### YOUR ASSIGNMENT
Work out how many lines below contain the word "calendar", then give that number alone.

### THE INPUT
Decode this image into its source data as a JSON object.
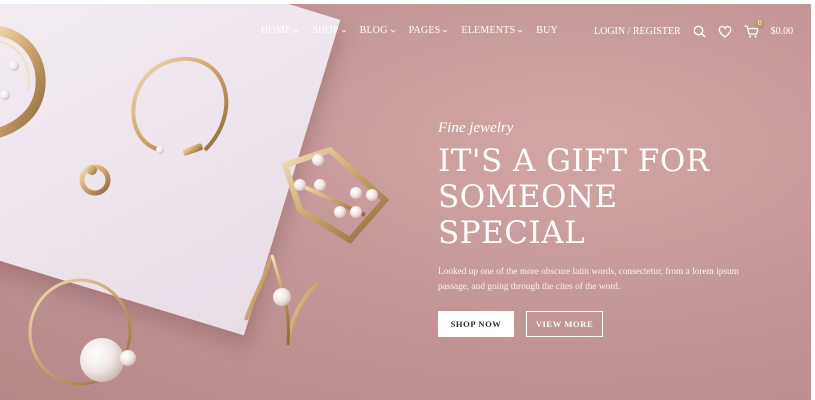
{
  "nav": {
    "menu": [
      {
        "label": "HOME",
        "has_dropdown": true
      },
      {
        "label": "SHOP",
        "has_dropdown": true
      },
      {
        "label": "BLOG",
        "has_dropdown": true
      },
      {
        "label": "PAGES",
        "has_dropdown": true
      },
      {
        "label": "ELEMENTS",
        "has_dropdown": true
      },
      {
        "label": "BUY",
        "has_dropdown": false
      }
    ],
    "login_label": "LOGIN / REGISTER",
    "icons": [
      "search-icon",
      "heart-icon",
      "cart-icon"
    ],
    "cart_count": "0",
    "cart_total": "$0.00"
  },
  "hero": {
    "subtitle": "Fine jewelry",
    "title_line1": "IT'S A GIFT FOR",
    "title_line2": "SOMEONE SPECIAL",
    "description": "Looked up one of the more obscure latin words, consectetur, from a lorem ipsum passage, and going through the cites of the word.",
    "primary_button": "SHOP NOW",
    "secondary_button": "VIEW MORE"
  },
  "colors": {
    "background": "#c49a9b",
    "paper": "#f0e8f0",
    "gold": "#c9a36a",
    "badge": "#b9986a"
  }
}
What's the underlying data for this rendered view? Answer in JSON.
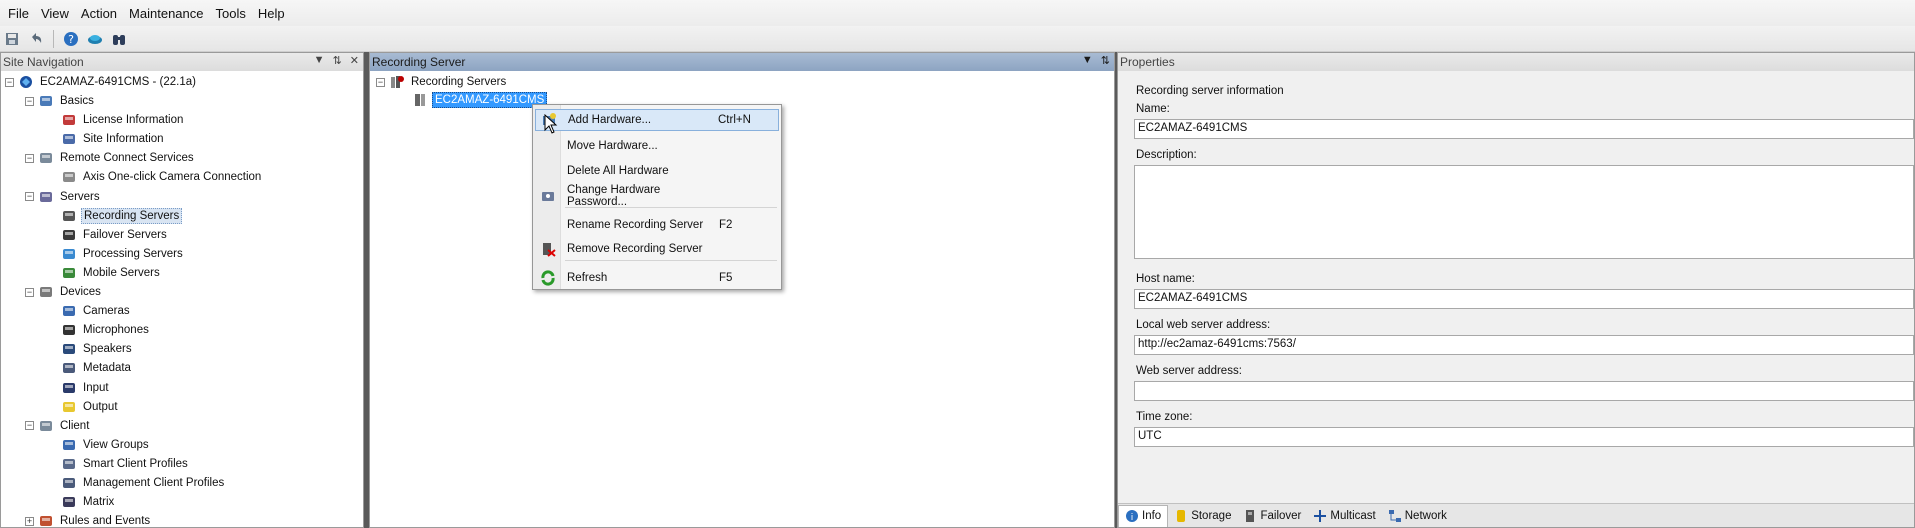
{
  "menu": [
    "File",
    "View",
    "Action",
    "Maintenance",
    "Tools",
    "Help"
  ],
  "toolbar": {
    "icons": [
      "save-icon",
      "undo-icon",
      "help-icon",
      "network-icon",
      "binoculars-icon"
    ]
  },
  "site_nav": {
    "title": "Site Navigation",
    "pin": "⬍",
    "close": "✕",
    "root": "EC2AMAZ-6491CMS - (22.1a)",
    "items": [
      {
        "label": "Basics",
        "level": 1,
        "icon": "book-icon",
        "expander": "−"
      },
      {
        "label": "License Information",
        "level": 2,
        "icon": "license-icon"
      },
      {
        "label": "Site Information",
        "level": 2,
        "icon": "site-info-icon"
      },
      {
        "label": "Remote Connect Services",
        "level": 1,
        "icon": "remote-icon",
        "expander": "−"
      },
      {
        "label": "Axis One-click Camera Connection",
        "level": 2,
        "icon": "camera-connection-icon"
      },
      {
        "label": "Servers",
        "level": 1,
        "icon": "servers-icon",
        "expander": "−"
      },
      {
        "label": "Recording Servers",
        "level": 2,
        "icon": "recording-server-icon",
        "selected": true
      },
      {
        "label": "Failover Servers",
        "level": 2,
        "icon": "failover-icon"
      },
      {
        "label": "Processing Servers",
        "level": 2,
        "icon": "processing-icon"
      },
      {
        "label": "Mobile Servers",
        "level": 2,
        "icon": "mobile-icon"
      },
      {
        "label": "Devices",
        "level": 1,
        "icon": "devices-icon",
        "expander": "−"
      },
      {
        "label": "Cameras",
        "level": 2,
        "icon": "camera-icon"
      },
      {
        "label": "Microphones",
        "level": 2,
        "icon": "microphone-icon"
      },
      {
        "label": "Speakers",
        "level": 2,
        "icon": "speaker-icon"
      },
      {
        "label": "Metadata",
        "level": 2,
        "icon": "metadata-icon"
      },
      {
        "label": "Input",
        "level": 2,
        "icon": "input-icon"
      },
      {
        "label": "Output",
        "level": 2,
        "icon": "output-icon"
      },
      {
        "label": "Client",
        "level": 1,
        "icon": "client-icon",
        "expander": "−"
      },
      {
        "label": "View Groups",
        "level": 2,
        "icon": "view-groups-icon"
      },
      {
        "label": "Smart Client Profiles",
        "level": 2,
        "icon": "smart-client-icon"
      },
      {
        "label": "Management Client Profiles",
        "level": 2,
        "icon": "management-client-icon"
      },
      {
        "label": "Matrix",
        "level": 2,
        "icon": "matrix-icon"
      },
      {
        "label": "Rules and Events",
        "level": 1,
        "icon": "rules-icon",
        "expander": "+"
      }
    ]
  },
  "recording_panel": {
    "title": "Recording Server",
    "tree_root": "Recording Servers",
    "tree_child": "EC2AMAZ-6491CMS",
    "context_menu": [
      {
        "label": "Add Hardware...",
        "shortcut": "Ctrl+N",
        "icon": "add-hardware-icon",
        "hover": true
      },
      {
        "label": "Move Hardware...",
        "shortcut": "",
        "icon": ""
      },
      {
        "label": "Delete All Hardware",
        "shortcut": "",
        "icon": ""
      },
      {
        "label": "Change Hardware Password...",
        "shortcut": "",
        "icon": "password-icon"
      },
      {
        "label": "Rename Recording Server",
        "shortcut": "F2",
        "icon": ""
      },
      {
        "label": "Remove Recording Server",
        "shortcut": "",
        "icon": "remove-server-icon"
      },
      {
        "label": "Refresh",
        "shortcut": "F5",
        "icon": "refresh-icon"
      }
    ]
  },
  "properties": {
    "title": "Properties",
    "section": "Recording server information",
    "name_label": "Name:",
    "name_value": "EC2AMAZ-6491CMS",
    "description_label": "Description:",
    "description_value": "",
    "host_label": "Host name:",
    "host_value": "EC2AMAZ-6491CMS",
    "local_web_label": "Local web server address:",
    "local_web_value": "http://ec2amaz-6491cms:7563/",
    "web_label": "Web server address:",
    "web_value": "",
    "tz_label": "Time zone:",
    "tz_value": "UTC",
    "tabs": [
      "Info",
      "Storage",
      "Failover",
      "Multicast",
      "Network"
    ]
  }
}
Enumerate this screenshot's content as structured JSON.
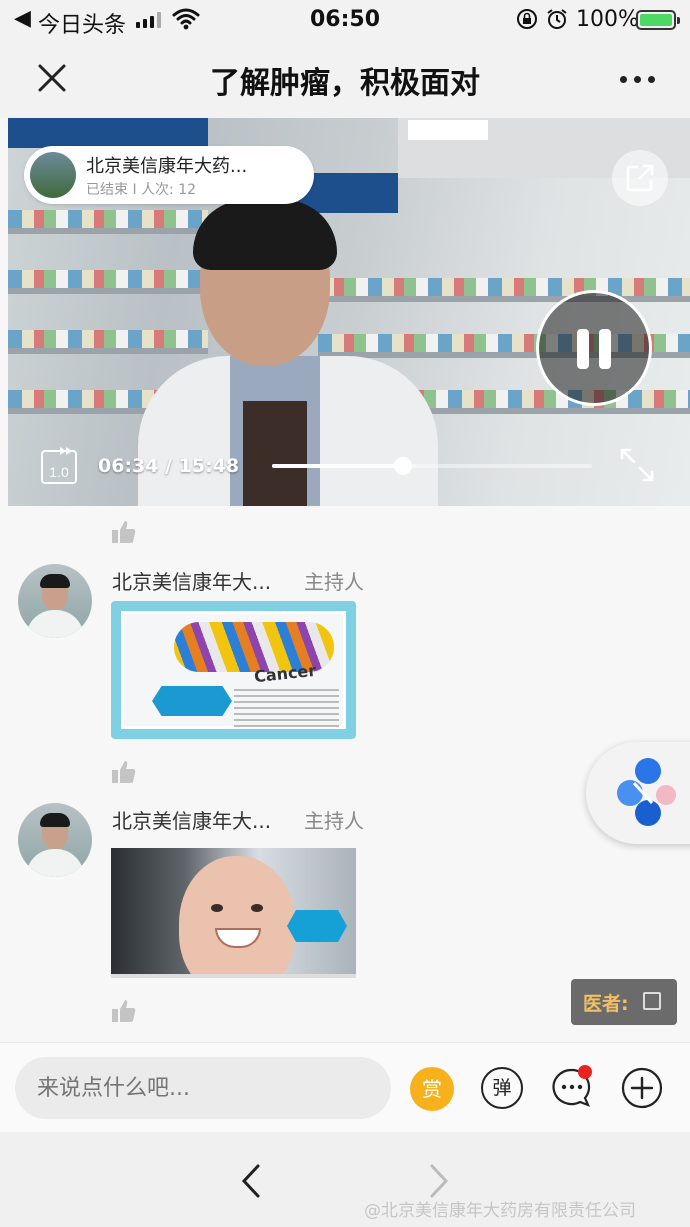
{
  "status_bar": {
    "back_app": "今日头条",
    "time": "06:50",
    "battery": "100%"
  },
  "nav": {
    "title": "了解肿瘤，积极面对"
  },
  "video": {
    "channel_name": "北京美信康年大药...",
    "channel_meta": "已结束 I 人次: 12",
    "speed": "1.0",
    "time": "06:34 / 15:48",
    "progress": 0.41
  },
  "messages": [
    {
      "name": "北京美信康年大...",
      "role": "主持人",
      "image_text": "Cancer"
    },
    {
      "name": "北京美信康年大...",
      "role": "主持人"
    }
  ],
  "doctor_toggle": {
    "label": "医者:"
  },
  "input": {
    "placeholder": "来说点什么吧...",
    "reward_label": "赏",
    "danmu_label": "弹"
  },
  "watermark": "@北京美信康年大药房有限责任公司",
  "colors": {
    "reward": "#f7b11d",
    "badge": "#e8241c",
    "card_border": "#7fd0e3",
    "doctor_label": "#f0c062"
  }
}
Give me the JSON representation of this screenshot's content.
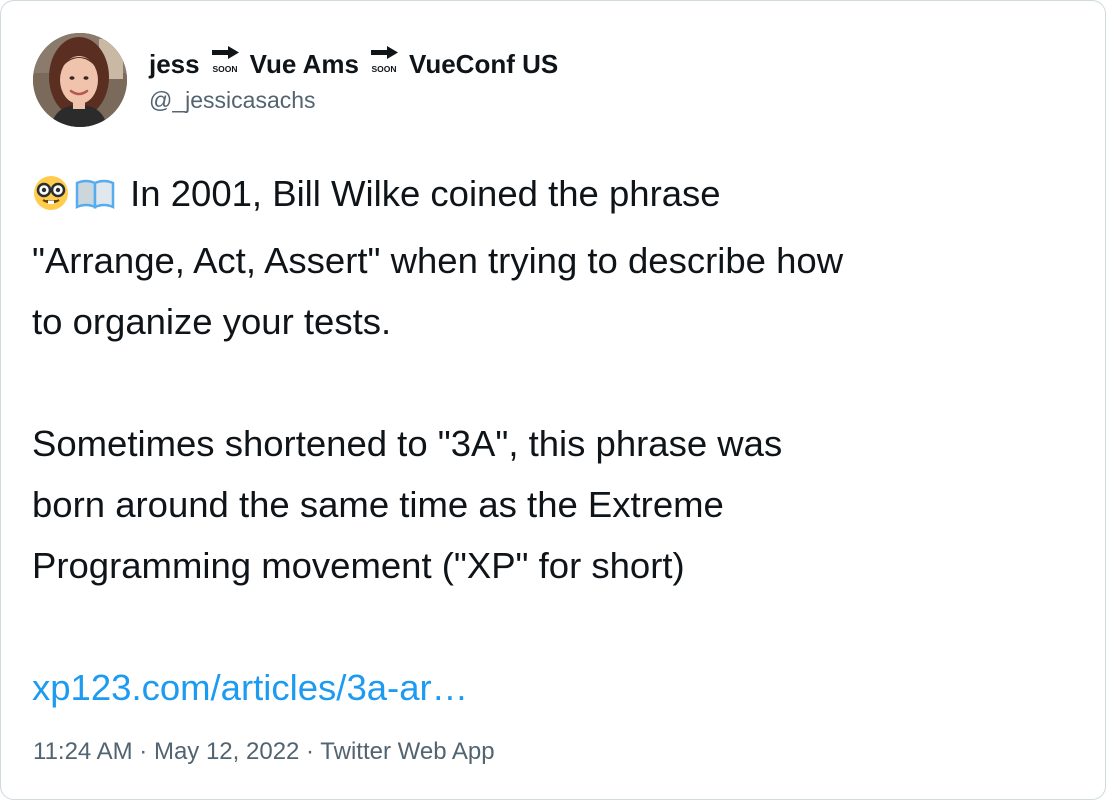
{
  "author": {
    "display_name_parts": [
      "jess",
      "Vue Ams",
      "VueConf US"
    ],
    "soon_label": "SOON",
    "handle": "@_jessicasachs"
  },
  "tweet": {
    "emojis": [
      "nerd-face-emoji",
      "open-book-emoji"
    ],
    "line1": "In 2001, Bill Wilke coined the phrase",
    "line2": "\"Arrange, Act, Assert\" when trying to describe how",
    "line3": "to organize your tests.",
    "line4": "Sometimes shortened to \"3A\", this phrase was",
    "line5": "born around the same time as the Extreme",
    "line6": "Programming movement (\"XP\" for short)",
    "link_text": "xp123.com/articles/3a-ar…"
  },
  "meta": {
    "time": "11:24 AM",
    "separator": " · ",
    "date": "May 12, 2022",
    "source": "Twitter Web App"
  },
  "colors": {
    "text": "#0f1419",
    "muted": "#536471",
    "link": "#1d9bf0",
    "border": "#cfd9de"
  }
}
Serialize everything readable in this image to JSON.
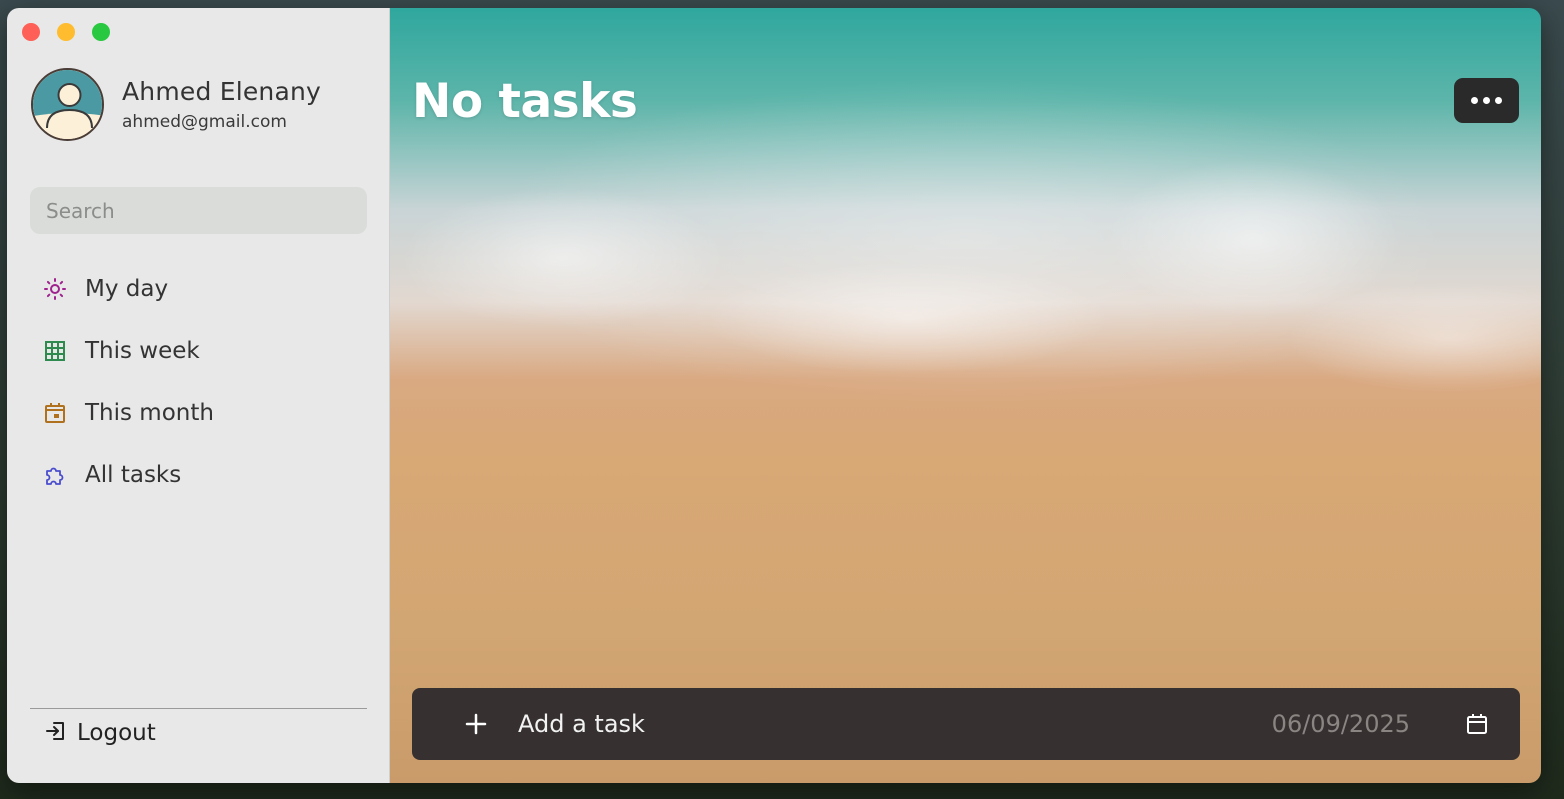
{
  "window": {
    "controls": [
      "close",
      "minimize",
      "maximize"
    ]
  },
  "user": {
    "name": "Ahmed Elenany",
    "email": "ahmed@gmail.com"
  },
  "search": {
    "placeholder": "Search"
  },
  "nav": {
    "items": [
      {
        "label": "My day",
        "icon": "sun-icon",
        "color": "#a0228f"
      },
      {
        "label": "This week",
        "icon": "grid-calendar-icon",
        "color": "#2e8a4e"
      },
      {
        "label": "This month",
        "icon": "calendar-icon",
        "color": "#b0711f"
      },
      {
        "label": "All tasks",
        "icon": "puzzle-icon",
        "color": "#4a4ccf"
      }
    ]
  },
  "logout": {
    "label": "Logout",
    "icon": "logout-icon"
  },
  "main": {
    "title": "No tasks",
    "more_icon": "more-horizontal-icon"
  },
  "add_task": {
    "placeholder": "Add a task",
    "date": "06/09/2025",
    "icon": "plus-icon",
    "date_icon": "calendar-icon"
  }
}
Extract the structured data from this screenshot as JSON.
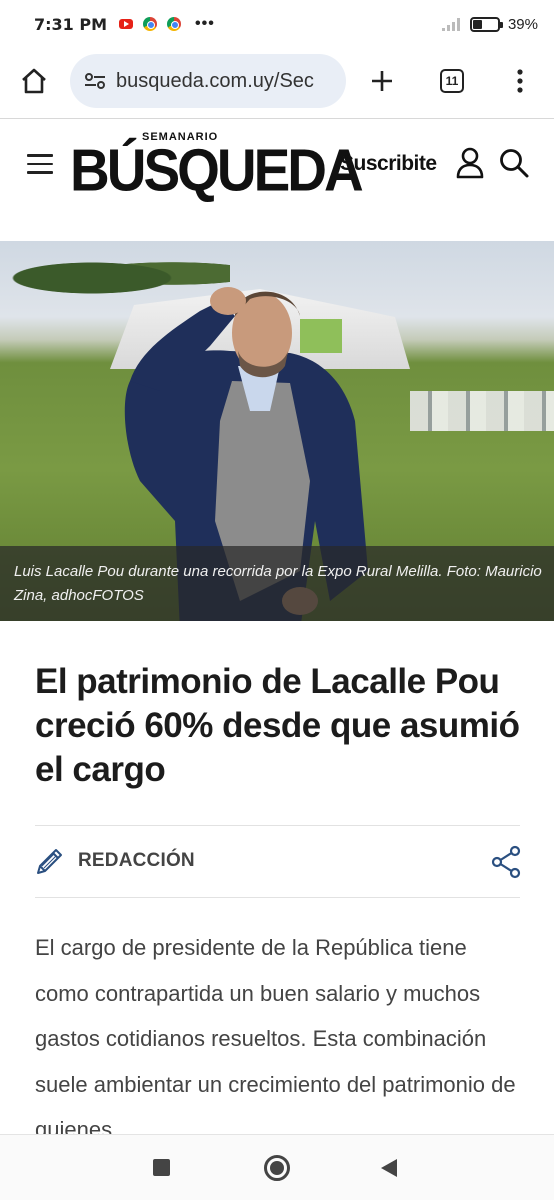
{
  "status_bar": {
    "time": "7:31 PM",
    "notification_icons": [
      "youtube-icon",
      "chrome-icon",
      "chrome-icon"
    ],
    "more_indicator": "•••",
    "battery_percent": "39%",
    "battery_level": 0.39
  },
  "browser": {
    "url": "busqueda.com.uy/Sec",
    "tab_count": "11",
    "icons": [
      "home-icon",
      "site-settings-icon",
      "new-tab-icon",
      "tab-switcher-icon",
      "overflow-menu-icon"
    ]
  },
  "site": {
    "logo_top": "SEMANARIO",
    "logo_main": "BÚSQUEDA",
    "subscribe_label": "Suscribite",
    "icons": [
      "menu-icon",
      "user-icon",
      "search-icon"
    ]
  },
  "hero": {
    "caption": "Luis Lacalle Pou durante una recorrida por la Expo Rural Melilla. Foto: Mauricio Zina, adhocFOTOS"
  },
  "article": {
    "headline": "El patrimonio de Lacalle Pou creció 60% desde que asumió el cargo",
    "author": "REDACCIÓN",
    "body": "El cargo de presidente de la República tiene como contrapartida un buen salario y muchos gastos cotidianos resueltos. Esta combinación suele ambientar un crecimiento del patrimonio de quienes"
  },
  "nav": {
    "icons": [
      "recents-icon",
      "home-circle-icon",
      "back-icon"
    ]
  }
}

### PROBLEM SOLUTION
3